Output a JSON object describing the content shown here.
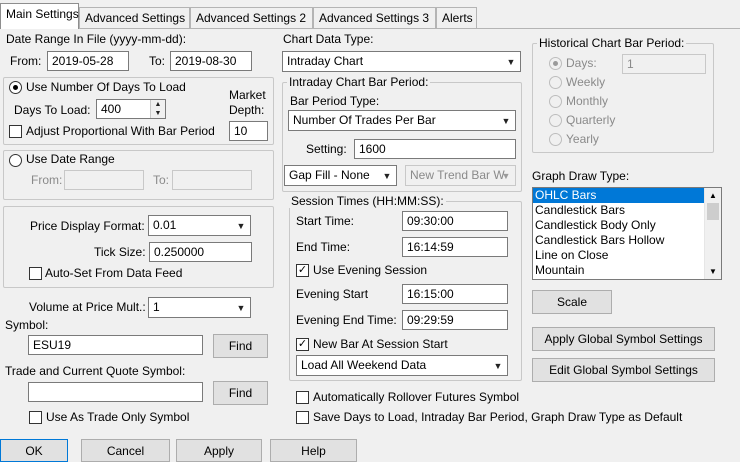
{
  "tabs": [
    "Main Settings",
    "Advanced Settings",
    "Advanced Settings 2",
    "Advanced Settings 3",
    "Alerts"
  ],
  "date_range": {
    "label": "Date Range In File (yyyy-mm-dd):",
    "from_label": "From:",
    "from_value": "2019-05-28",
    "to_label": "To:",
    "to_value": "2019-08-30"
  },
  "days_group": {
    "radio_label": "Use Number Of Days To Load",
    "days_label": "Days To Load:",
    "days_value": "400",
    "market_depth_label_1": "Market",
    "market_depth_label_2": "Depth:",
    "market_depth_value": "10",
    "adjust_label": "Adjust Proportional With Bar Period"
  },
  "date_range_group": {
    "radio_label": "Use Date Range",
    "from_label": "From:",
    "to_label": "To:"
  },
  "price_group": {
    "format_label": "Price Display Format:",
    "format_value": "0.01",
    "tick_label": "Tick Size:",
    "tick_value": "0.250000",
    "autoset_label": "Auto-Set From Data Feed"
  },
  "volume": {
    "label": "Volume at Price Mult.:",
    "value": "1"
  },
  "symbol": {
    "label": "Symbol:",
    "value": "ESU19",
    "find_label": "Find"
  },
  "trade_symbol": {
    "label": "Trade and Current Quote Symbol:",
    "value": "",
    "find_label": "Find",
    "use_label": "Use As Trade Only Symbol"
  },
  "chart_data_type": {
    "label": "Chart Data Type:",
    "value": "Intraday Chart"
  },
  "intraday_group": {
    "title": "Intraday Chart Bar Period:",
    "bar_type_label": "Bar Period Type:",
    "bar_type_value": "Number Of Trades Per Bar",
    "setting_label": "Setting:",
    "setting_value": "1600",
    "gap_fill_value": "Gap Fill - None",
    "new_trend_value": "New Trend Bar W"
  },
  "session_group": {
    "title": "Session Times (HH:MM:SS):",
    "start_label": "Start Time:",
    "start_value": "09:30:00",
    "end_label": "End Time:",
    "end_value": "16:14:59",
    "evening_label": "Use Evening Session",
    "evening_start_label": "Evening Start",
    "evening_start_value": "16:15:00",
    "evening_end_label": "Evening End Time:",
    "evening_end_value": "09:29:59",
    "new_bar_label": "New Bar At Session Start",
    "weekend_value": "Load All Weekend Data"
  },
  "rollover_label": "Automatically Rollover Futures Symbol",
  "save_default_label": "Save Days to Load, Intraday Bar Period, Graph Draw Type as Default",
  "historical_group": {
    "title": "Historical Chart Bar Period:",
    "days_label": "Days:",
    "days_value": "1",
    "options": [
      "Weekly",
      "Monthly",
      "Quarterly",
      "Yearly"
    ]
  },
  "graph_draw": {
    "label": "Graph Draw Type:",
    "items": [
      "OHLC Bars",
      "Candlestick Bars",
      "Candlestick Body Only",
      "Candlestick Bars Hollow",
      "Line on Close",
      "Mountain"
    ],
    "selected": "OHLC Bars"
  },
  "buttons": {
    "scale": "Scale",
    "apply_global": "Apply Global Symbol Settings",
    "edit_global": "Edit Global Symbol Settings",
    "ok": "OK",
    "cancel": "Cancel",
    "apply": "Apply",
    "help": "Help"
  },
  "glyphs": {
    "check": "✓",
    "down": "▼",
    "up": "▲"
  }
}
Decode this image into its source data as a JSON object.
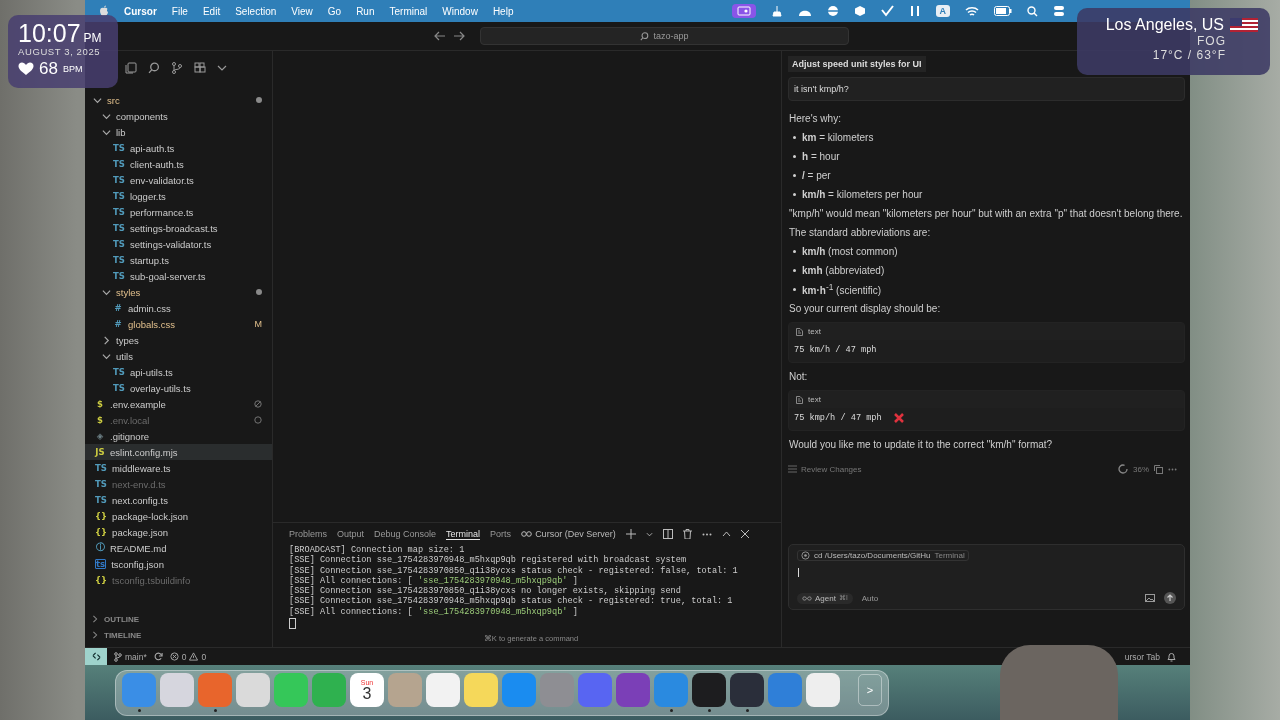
{
  "clock_widget": {
    "time": "10:07",
    "meridiem": "PM",
    "date": "AUGUST 3, 2025",
    "heart_rate": "68",
    "unit": "BPM"
  },
  "weather_widget": {
    "location": "Los Angeles, US",
    "condition": "FOG",
    "temperature": "17°C / 63°F"
  },
  "menu_bar": {
    "app": "Cursor",
    "menus": [
      "File",
      "Edit",
      "Selection",
      "View",
      "Go",
      "Run",
      "Terminal",
      "Window",
      "Help"
    ],
    "input_source": "A"
  },
  "title_bar": {
    "search": "tazo-app"
  },
  "explorer": {
    "tree": [
      {
        "name": "src",
        "kind": "folder",
        "expanded": true,
        "changed": true,
        "children": [
          {
            "name": "components",
            "kind": "folder",
            "expanded": true,
            "changed": false
          },
          {
            "name": "lib",
            "kind": "folder",
            "expanded": true,
            "changed": false,
            "children": [
              {
                "name": "api-auth.ts",
                "kind": "file",
                "badge": "TS",
                "color": "#519aba",
                "selected": false,
                "changed": false,
                "ignored": false,
                "excluded": false
              },
              {
                "name": "client-auth.ts",
                "kind": "file",
                "badge": "TS",
                "color": "#519aba",
                "selected": false,
                "changed": false,
                "ignored": false,
                "excluded": false
              },
              {
                "name": "env-validator.ts",
                "kind": "file",
                "badge": "TS",
                "color": "#519aba",
                "selected": false,
                "changed": false,
                "ignored": false,
                "excluded": false
              },
              {
                "name": "logger.ts",
                "kind": "file",
                "badge": "TS",
                "color": "#519aba",
                "selected": false,
                "changed": false,
                "ignored": false,
                "excluded": false
              },
              {
                "name": "performance.ts",
                "kind": "file",
                "badge": "TS",
                "color": "#519aba",
                "selected": false,
                "changed": false,
                "ignored": false,
                "excluded": false
              },
              {
                "name": "settings-broadcast.ts",
                "kind": "file",
                "badge": "TS",
                "color": "#519aba",
                "selected": false,
                "changed": false,
                "ignored": false,
                "excluded": false
              },
              {
                "name": "settings-validator.ts",
                "kind": "file",
                "badge": "TS",
                "color": "#519aba",
                "selected": false,
                "changed": false,
                "ignored": false,
                "excluded": false
              },
              {
                "name": "startup.ts",
                "kind": "file",
                "badge": "TS",
                "color": "#519aba",
                "selected": false,
                "changed": false,
                "ignored": false,
                "excluded": false
              },
              {
                "name": "sub-goal-server.ts",
                "kind": "file",
                "badge": "TS",
                "color": "#519aba",
                "selected": false,
                "changed": false,
                "ignored": false,
                "excluded": false
              }
            ]
          },
          {
            "name": "styles",
            "kind": "folder",
            "expanded": true,
            "changed": true,
            "children": [
              {
                "name": "admin.css",
                "kind": "file",
                "badge": "#",
                "color": "#519aba",
                "selected": false,
                "changed": false,
                "ignored": false,
                "excluded": false
              },
              {
                "name": "globals.css",
                "kind": "file",
                "badge": "#",
                "color": "#519aba",
                "selected": false,
                "changed": true,
                "ignored": false,
                "excluded": false,
                "status": "M"
              }
            ]
          },
          {
            "name": "types",
            "kind": "folder",
            "expanded": false,
            "changed": false
          },
          {
            "name": "utils",
            "kind": "folder",
            "expanded": true,
            "changed": false,
            "children": [
              {
                "name": "api-utils.ts",
                "kind": "file",
                "badge": "TS",
                "color": "#519aba",
                "selected": false,
                "changed": false,
                "ignored": false,
                "excluded": false
              },
              {
                "name": "overlay-utils.ts",
                "kind": "file",
                "badge": "TS",
                "color": "#519aba",
                "selected": false,
                "changed": false,
                "ignored": false,
                "excluded": false
              }
            ]
          }
        ]
      },
      {
        "name": ".env.example",
        "kind": "file",
        "badge": "$",
        "color": "#cbcb41",
        "selected": false,
        "changed": false,
        "ignored": false,
        "excluded": true
      },
      {
        "name": ".env.local",
        "kind": "file",
        "badge": "$",
        "color": "#cbcb41",
        "selected": false,
        "changed": false,
        "ignored": true,
        "excluded": true
      },
      {
        "name": ".gitignore",
        "kind": "file",
        "badge": "◈",
        "color": "#6d8086",
        "selected": false,
        "changed": false,
        "ignored": false,
        "excluded": false
      },
      {
        "name": "eslint.config.mjs",
        "kind": "file",
        "badge": "JS",
        "color": "#cbcb41",
        "selected": true,
        "changed": false,
        "ignored": false,
        "excluded": false
      },
      {
        "name": "middleware.ts",
        "kind": "file",
        "badge": "TS",
        "color": "#519aba",
        "selected": false,
        "changed": false,
        "ignored": false,
        "excluded": false
      },
      {
        "name": "next-env.d.ts",
        "kind": "file",
        "badge": "TS",
        "color": "#519aba",
        "selected": false,
        "changed": false,
        "ignored": true,
        "excluded": false
      },
      {
        "name": "next.config.ts",
        "kind": "file",
        "badge": "TS",
        "color": "#519aba",
        "selected": false,
        "changed": false,
        "ignored": false,
        "excluded": false
      },
      {
        "name": "package-lock.json",
        "kind": "file",
        "badge": "{}",
        "color": "#cbcb41",
        "selected": false,
        "changed": false,
        "ignored": false,
        "excluded": false
      },
      {
        "name": "package.json",
        "kind": "file",
        "badge": "{}",
        "color": "#cbcb41",
        "selected": false,
        "changed": false,
        "ignored": false,
        "excluded": false
      },
      {
        "name": "README.md",
        "kind": "file",
        "badge": "ⓘ",
        "color": "#519aba",
        "selected": false,
        "changed": false,
        "ignored": false,
        "excluded": false
      },
      {
        "name": "tsconfig.json",
        "kind": "file",
        "badge": "ts",
        "color": "#3178c6",
        "selected": false,
        "changed": false,
        "ignored": false,
        "excluded": false
      },
      {
        "name": "tsconfig.tsbuildinfo",
        "kind": "file",
        "badge": "{}",
        "color": "#cbcb41",
        "selected": false,
        "changed": false,
        "ignored": true,
        "excluded": false
      }
    ],
    "sections": [
      {
        "label": "OUTLINE",
        "expanded": false
      },
      {
        "label": "TIMELINE",
        "expanded": false
      }
    ]
  },
  "panel": {
    "tabs": [
      {
        "label": "Problems",
        "selected": false
      },
      {
        "label": "Output",
        "selected": false
      },
      {
        "label": "Debug Console",
        "selected": false
      },
      {
        "label": "Terminal",
        "selected": true
      },
      {
        "label": "Ports",
        "selected": false
      }
    ],
    "terminal_name": "Cursor (Dev Server)",
    "lines": [
      {
        "segments": [
          {
            "text": "[BROADCAST] Connection map size: 1",
            "kind": "plain"
          }
        ]
      },
      {
        "segments": [
          {
            "text": "[SSE] Connection sse_1754283970948_m5hxqp9qb registered with broadcast system",
            "kind": "plain"
          }
        ]
      },
      {
        "segments": [
          {
            "text": "[SSE] Connection sse_1754283970850_q1i38ycxs status check - registered: false, total: 1",
            "kind": "plain"
          }
        ]
      },
      {
        "segments": [
          {
            "text": "[SSE] All connections: [ ",
            "kind": "plain"
          },
          {
            "text": "'sse_1754283970948_m5hxqp9qb'",
            "kind": "string"
          },
          {
            "text": " ]",
            "kind": "plain"
          }
        ]
      },
      {
        "segments": [
          {
            "text": "[SSE] Connection sse_1754283970850_q1i38ycxs no longer exists, skipping send",
            "kind": "plain"
          }
        ]
      },
      {
        "segments": [
          {
            "text": "[SSE] Connection sse_1754283970948_m5hxqp9qb status check - registered: true, total: 1",
            "kind": "plain"
          }
        ]
      },
      {
        "segments": [
          {
            "text": "[SSE] All connections: [ ",
            "kind": "plain"
          },
          {
            "text": "'sse_1754283970948_m5hxqp9qb'",
            "kind": "string"
          },
          {
            "text": " ]",
            "kind": "plain"
          }
        ]
      }
    ],
    "hint": "⌘K to generate a command"
  },
  "chat": {
    "title": "Adjust speed unit styles for UI",
    "user_message": "it isn't kmp/h?",
    "blocks": [
      {
        "kind": "paragraph",
        "text": "Here's why:"
      },
      {
        "kind": "bullets",
        "items": [
          "**km** = kilometers",
          "**h** = hour",
          "**/** = per",
          "**km/h** = kilometers per hour"
        ]
      },
      {
        "kind": "paragraph",
        "text": "\"kmp/h\" would mean \"kilometers per hour\" but with an extra \"p\" that doesn't belong there."
      },
      {
        "kind": "paragraph",
        "text": "The standard abbreviations are:"
      },
      {
        "kind": "bullets",
        "items": [
          "**km/h** (most common)",
          "**kmh** (abbreviated)",
          "**km·h**$^{-1}$ (scientific)"
        ]
      },
      {
        "kind": "paragraph",
        "text": "So your current display should be:"
      },
      {
        "kind": "code",
        "label": "text",
        "code": "75 km/h / 47 mph",
        "wrong": false
      },
      {
        "kind": "paragraph",
        "text": "Not:"
      },
      {
        "kind": "code",
        "label": "text",
        "code": "75 kmp/h / 47 mph",
        "wrong": true
      },
      {
        "kind": "paragraph",
        "text": "Would you like me to update it to the correct \"km/h\" format?"
      }
    ],
    "review": "Review Changes",
    "progress": "36%",
    "context": "cd /Users/tazo/Documents/GitHu",
    "context_kind": "Terminal",
    "mode": "Agent",
    "mode_shortcut": "⌘I",
    "model": "Auto"
  },
  "status_bar": {
    "branch": "main*",
    "errors": "0",
    "warnings": "0",
    "right_label": "ursor Tab"
  },
  "dock": [
    {
      "kind": "app",
      "color": "#3a8ee6",
      "running": true
    },
    {
      "kind": "app",
      "color": "#d6d6de",
      "running": false
    },
    {
      "kind": "app",
      "color": "#e8652c",
      "running": true
    },
    {
      "kind": "app",
      "color": "#dadada",
      "running": false
    },
    {
      "kind": "app",
      "color": "#35c759",
      "running": false
    },
    {
      "kind": "app",
      "color": "#2fb14f",
      "running": false
    },
    {
      "kind": "calendar",
      "weekday": "Sun",
      "day": "3",
      "running": false
    },
    {
      "kind": "app",
      "color": "#b5a48f",
      "running": false
    },
    {
      "kind": "app",
      "color": "#f2f2f2",
      "running": false
    },
    {
      "kind": "app",
      "color": "#f5d85a",
      "running": false
    },
    {
      "kind": "app",
      "color": "#1a8cf0",
      "running": false
    },
    {
      "kind": "app",
      "color": "#8e8e93",
      "running": false
    },
    {
      "kind": "app",
      "color": "#5865f2",
      "running": false
    },
    {
      "kind": "app",
      "color": "#7b3fb7",
      "running": false
    },
    {
      "kind": "app",
      "color": "#2a8ae0",
      "running": true
    },
    {
      "kind": "app",
      "color": "#1d1d1f",
      "running": true
    },
    {
      "kind": "app",
      "color": "#2a2e3a",
      "running": true
    },
    {
      "kind": "app",
      "color": "#2f7fd8",
      "running": false
    },
    {
      "kind": "app",
      "color": "#eeeeee",
      "running": false
    },
    {
      "kind": "more",
      "label": ">",
      "running": false
    }
  ]
}
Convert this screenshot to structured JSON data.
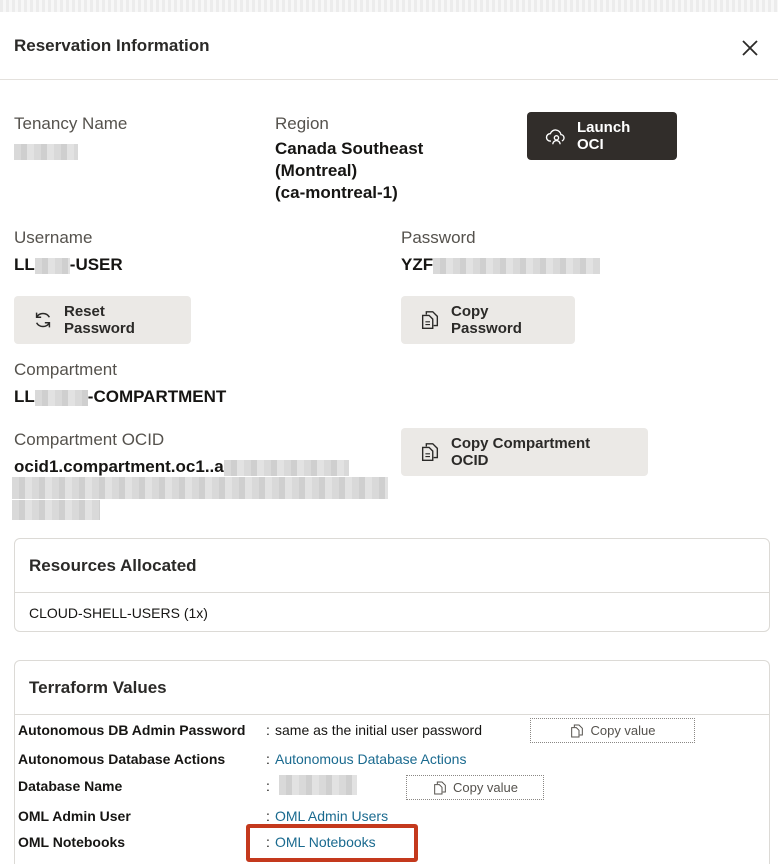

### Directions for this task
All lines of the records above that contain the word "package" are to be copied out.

### Written solution
        "name": "package-lock.json",
        "name": "package.json",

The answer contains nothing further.